Tess wrestles with her decision but finally realizes that there’s nothing inherently wrong with taking in strays. Although she often feels like the stray Greta has taken in, Tess realizes that she gives Greta as much as Greta gives her. In the same way, she knows she gets comfort, affection and companionship from her dogs in return for the affection and care she gives them. It’s not about rescuing dogs – or people – but about creating good relationships with them.
When Greta informs Michael that Tess hasn’t stopped taking in strays after all, he comes to visit Tess, telling her that she was right. He explains that when his wife died, she was pregnant – but it wasn’t his son. Because Michael wanted a family, he was still willing to raise the child as his own. His wife despised him for it, claiming that he couldn’t hold any woman, believing that his kindness and love were a sign of weakness. The betrayal was shattering to Michael, and her taunting him about it, eviscerating. But she died before he could ever earn her respect or decide her opinion of him wasn’t the truth.

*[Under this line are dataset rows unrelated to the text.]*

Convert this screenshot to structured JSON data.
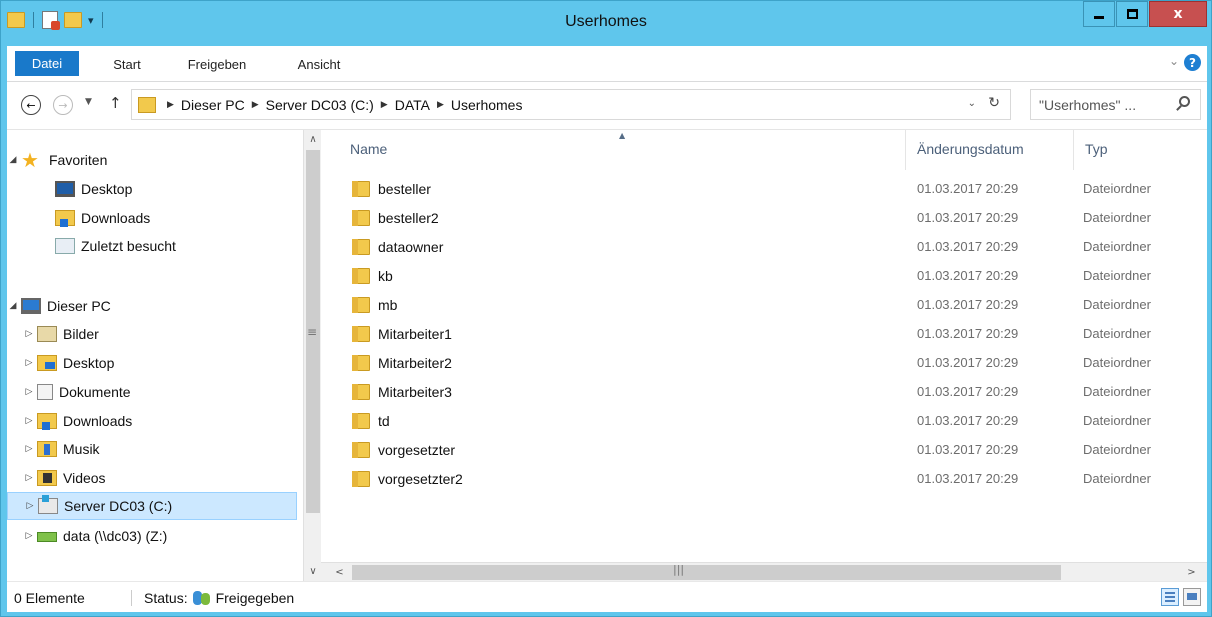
{
  "window": {
    "title": "Userhomes"
  },
  "ribbon": {
    "tabs": [
      "Datei",
      "Start",
      "Freigeben",
      "Ansicht"
    ],
    "help_label": "?"
  },
  "address": {
    "crumbs": [
      "Dieser PC",
      "Server DC03 (C:)",
      "DATA",
      "Userhomes"
    ],
    "search_placeholder": "\"Userhomes\" ..."
  },
  "navpane": {
    "favorites": {
      "label": "Favoriten",
      "items": [
        "Desktop",
        "Downloads",
        "Zuletzt besucht"
      ]
    },
    "this_pc": {
      "label": "Dieser PC",
      "items": [
        "Bilder",
        "Desktop",
        "Dokumente",
        "Downloads",
        "Musik",
        "Videos",
        "Server DC03 (C:)",
        "data (\\\\dc03) (Z:)"
      ],
      "selected": "Server DC03 (C:)"
    }
  },
  "columns": {
    "name": "Name",
    "date": "Änderungsdatum",
    "type": "Typ"
  },
  "files": [
    {
      "name": "besteller",
      "date": "01.03.2017 20:29",
      "type": "Dateiordner"
    },
    {
      "name": "besteller2",
      "date": "01.03.2017 20:29",
      "type": "Dateiordner"
    },
    {
      "name": "dataowner",
      "date": "01.03.2017 20:29",
      "type": "Dateiordner"
    },
    {
      "name": "kb",
      "date": "01.03.2017 20:29",
      "type": "Dateiordner"
    },
    {
      "name": "mb",
      "date": "01.03.2017 20:29",
      "type": "Dateiordner"
    },
    {
      "name": "Mitarbeiter1",
      "date": "01.03.2017 20:29",
      "type": "Dateiordner"
    },
    {
      "name": "Mitarbeiter2",
      "date": "01.03.2017 20:29",
      "type": "Dateiordner"
    },
    {
      "name": "Mitarbeiter3",
      "date": "01.03.2017 20:29",
      "type": "Dateiordner"
    },
    {
      "name": "td",
      "date": "01.03.2017 20:29",
      "type": "Dateiordner"
    },
    {
      "name": "vorgesetzter",
      "date": "01.03.2017 20:29",
      "type": "Dateiordner"
    },
    {
      "name": "vorgesetzter2",
      "date": "01.03.2017 20:29",
      "type": "Dateiordner"
    }
  ],
  "statusbar": {
    "count": "0 Elemente",
    "status_label": "Status:",
    "status_value": "Freigegeben"
  },
  "colors": {
    "titlebar": "#5fc6ec",
    "file_tab": "#1979ca",
    "close_button": "#c75050",
    "folder": "#f2c94c",
    "selection": "#cce8ff"
  }
}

Tess knows she loves him and he loves her – and Belinda – but her fate is sealed when she looks at the glider and realizes that he has hidden tiny painted animals all over it for Belinda to find. His whimsical side no longer buried, she knows he’s going to be fine – and they’ll get to live happily ever after.
Many books are the result of two (sometimes more) people working together to create a great manuscript. Sometimes two authors are experts in the subject matter (Linda Formichelli and Diana Burrell, the authors of The Renegade Writer, are both accomplished magazine writers). Sometimes one partner is a writer and the other is the expert. In either case, it’s important to set your expectations up front and be clear about what each partner is doing and what compensation each will get in return.
If an expert approaches you and wants to collaborate on a book, you need to be compensated fairly for your time. Especially if the expert does not have a publishing contract, you should be paid a certain amount upfront for writing the book proposal and then the book. This will come out of the expert’s pocket, and he or she can be reimbursed from the advance and royalties when the book is published. Don’t assume that you’ll be rewarded once the book is published (it often isn’t) and it zooms to the top of the best seller lists (it usually doesn’t).
If you have a book idea that you care about but not the right credentials to write it, you may be able to convince an editor to publish the book if you collaborate with someone who does have the right credentials. Since the idea is yours, you wouldn’t expect to be paid upfront for the work you do, and you’d want to keep control of the vision through a carefully written collaboration agreement.
If you’re the expert looking for a writer to collaborate with, you do need to understand that there are costs involved. It’s unrealistic to expect someone else to work on your idea for free or for a promise of some future payment that you’re not guaranteeing.
Any collaboration should start with a letter of agreement between the partners, which clearly outlines their roles and their compensation. Be sure to include deadlines. Decide what will happen if one partner can no longer continue the project because of illness or death. Think all of this through ahead of time to avoid nasty surprises six months into the project.
Both the National Writers Union and the ASJA have model collaboration agreements for you to use, although you have to be a member to access them.